Harden Your Defenses
There is, fortunately, a simple and straightforward method of defending yourself (short of disconnecting permanently from the Internet and moving to an electricity-free commune). The method is known as a "firewall", and comes in two varieties — hardware and software. Similar to a building's firewall — designed to keep a raging fire out of parts of the building as long as possible — a computer firewall is intended to keep attackers out of networks and individual computers. The specific methods utilized by computer firewalls to achieve this, can be technically complicated. So I won't go into the details. What is most critical is that firewalls work, and everyone connected to the Internet should use one — regardless of whether they are using broadband or narrowband.
Hardware firewalls are usually found in routers, which are fairly small devices used for routing traffic within a network, including a simple home network that you might set up for allowing everyone in your household to share the same Internet connection. A router acts much like a traffic cop (but without the speeding tickets), sending Internet requests from all of your home computers out through the same Internet connection, and then directing the responses from the Internet back to the appropriate computer in your home network.
There are numerous manufacturers of firewall-strengthened routers, including Belkin and Linksys (now owned by Cisco Systems). A router is either wired or wireless, and is usually not too difficult to set up. Once your router is plugged in properly, you can log into it from any Web browser, and then modify the router's settings, including its access password (highly recommended).
Software firewalls are security applications that can run on your computer, instead of being embedded in another piece of hardware. Examples of such applications include Comodo Firewall Pro, Outpost Pro Firewall, Sunbelt Personal Firewall, WIPFW, and ZoneAlarm.
If you are willing to live without the outbound protection of a dedicated firewall program (not recommended), then you could always use the firewall built into Windows XP or Vista — assuming that you are using one of those operating systems. Your Windows firewall may or may not be enabled by default — depending upon your operating system version and service pack — so you may need to enable it yourself. To do so, log into your computer using an account with administrative privileges, and then enable the firewall under Settings > Control Panel > Security Center. Unlike most of the software firewalls listed above, the Windows firewalls are built into the operating system and are thus free of charge. But in view of Microsoft's track record for securing its operating systems and applications, I cannot recommend using any native Windows firewall.

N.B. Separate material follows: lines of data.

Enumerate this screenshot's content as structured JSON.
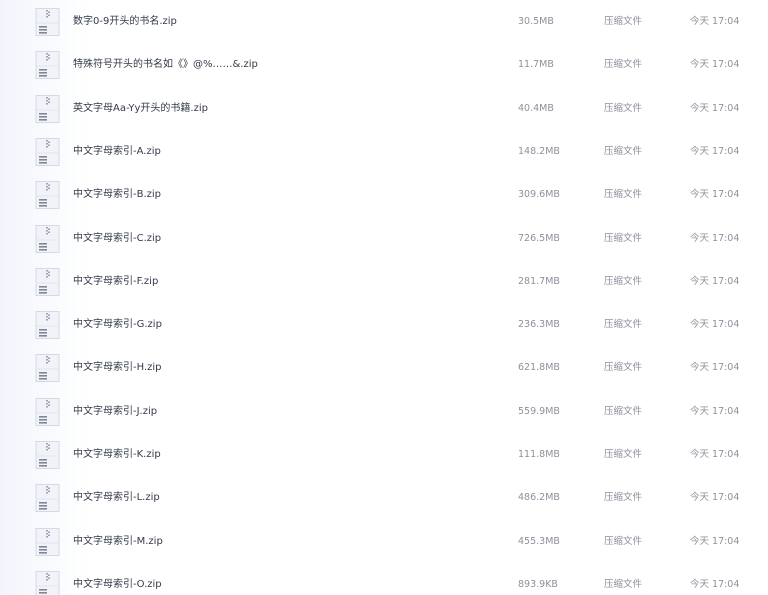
{
  "icon": "zip-file-icon",
  "colors": {
    "row_name_text": "#333a48",
    "meta_text": "#8c919b",
    "icon_body": "#f1f3f8",
    "icon_stroke": "#d3d9e5",
    "icon_lines": "#7d8797"
  },
  "files": [
    {
      "name": "数字0-9开头的书名.zip",
      "size": "30.5MB",
      "type": "压缩文件",
      "time": "今天 17:04"
    },
    {
      "name": "特殊符号开头的书名如《》@%……&.zip",
      "size": "11.7MB",
      "type": "压缩文件",
      "time": "今天 17:04"
    },
    {
      "name": "英文字母Aa-Yy开头的书籍.zip",
      "size": "40.4MB",
      "type": "压缩文件",
      "time": "今天 17:04"
    },
    {
      "name": "中文字母索引-A.zip",
      "size": "148.2MB",
      "type": "压缩文件",
      "time": "今天 17:04"
    },
    {
      "name": "中文字母索引-B.zip",
      "size": "309.6MB",
      "type": "压缩文件",
      "time": "今天 17:04"
    },
    {
      "name": "中文字母索引-C.zip",
      "size": "726.5MB",
      "type": "压缩文件",
      "time": "今天 17:04"
    },
    {
      "name": "中文字母索引-F.zip",
      "size": "281.7MB",
      "type": "压缩文件",
      "time": "今天 17:04"
    },
    {
      "name": "中文字母索引-G.zip",
      "size": "236.3MB",
      "type": "压缩文件",
      "time": "今天 17:04"
    },
    {
      "name": "中文字母索引-H.zip",
      "size": "621.8MB",
      "type": "压缩文件",
      "time": "今天 17:04"
    },
    {
      "name": "中文字母索引-J.zip",
      "size": "559.9MB",
      "type": "压缩文件",
      "time": "今天 17:04"
    },
    {
      "name": "中文字母索引-K.zip",
      "size": "111.8MB",
      "type": "压缩文件",
      "time": "今天 17:04"
    },
    {
      "name": "中文字母索引-L.zip",
      "size": "486.2MB",
      "type": "压缩文件",
      "time": "今天 17:04"
    },
    {
      "name": "中文字母索引-M.zip",
      "size": "455.3MB",
      "type": "压缩文件",
      "time": "今天 17:04"
    },
    {
      "name": "中文字母索引-O.zip",
      "size": "893.9KB",
      "type": "压缩文件",
      "time": "今天 17:04"
    }
  ]
}
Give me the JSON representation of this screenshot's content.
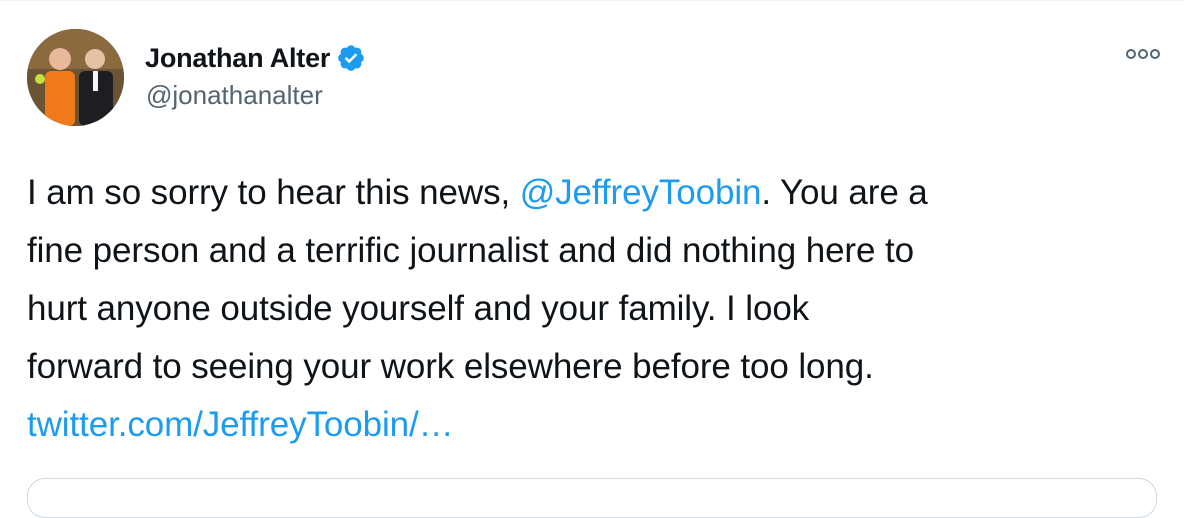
{
  "author": {
    "display_name": "Jonathan Alter",
    "handle": "@jonathanalter",
    "verified": true
  },
  "tweet": {
    "line1_before": "I am so sorry to hear this news, ",
    "mention": "@JeffreyToobin",
    "line1_after": ". You are a",
    "line2": "fine person and a terrific journalist and did nothing here to",
    "line3": "hurt anyone outside yourself and your family. I look",
    "line4": "forward to seeing your work elsewhere before too long.",
    "link": "twitter.com/JeffreyToobin/…"
  },
  "icons": {
    "verified": "verified-badge-icon",
    "more": "more-options-icon"
  },
  "colors": {
    "link": "#1d9bf0",
    "text": "#0f1419",
    "secondary": "#536471",
    "verified": "#1d9bf0"
  }
}
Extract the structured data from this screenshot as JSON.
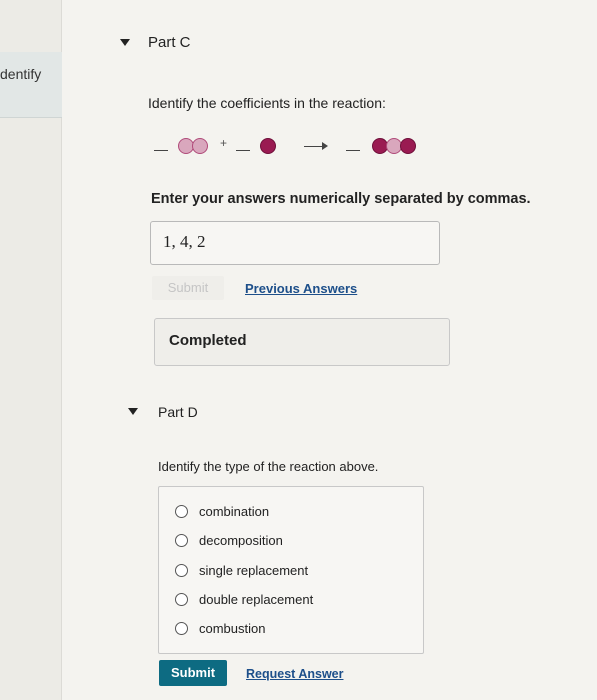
{
  "sidebar": {
    "tab_label": "dentify"
  },
  "part_c": {
    "title": "Part C",
    "prompt": "Identify the coefficients in the reaction:",
    "instruction": "Enter your answers numerically separated by commas.",
    "answer_value": "1, 4, 2",
    "submit_label": "Submit",
    "previous_answers_label": "Previous Answers",
    "status": "Completed",
    "reaction": {
      "plus": "+",
      "blank": "_"
    }
  },
  "part_d": {
    "title": "Part D",
    "prompt": "Identify the type of the reaction above.",
    "options": [
      "combination",
      "decomposition",
      "single replacement",
      "double replacement",
      "combustion"
    ],
    "submit_label": "Submit",
    "request_answer_label": "Request Answer"
  },
  "colors": {
    "accent": "#0d6b82",
    "link": "#1d4f8a",
    "atom_light": "#d9a7bd",
    "atom_dark": "#9a1b52"
  }
}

If you have multiple computers at home that you want to connect to the Internet, then probably your best option is to obtain and install a router with a built-in firewall, because you will be needing a router anyway just for networking. Furthermore, a software firewall would be one more application consuming your computer's resources. If you only have a single computer that you want to connect to the Internet, a software firewall would be sufficient.
Yet regardless of whether you choose to go with a hardware or a software firewall, it is critical that you have one or the other up and running at all times to help secure your connection to the online world.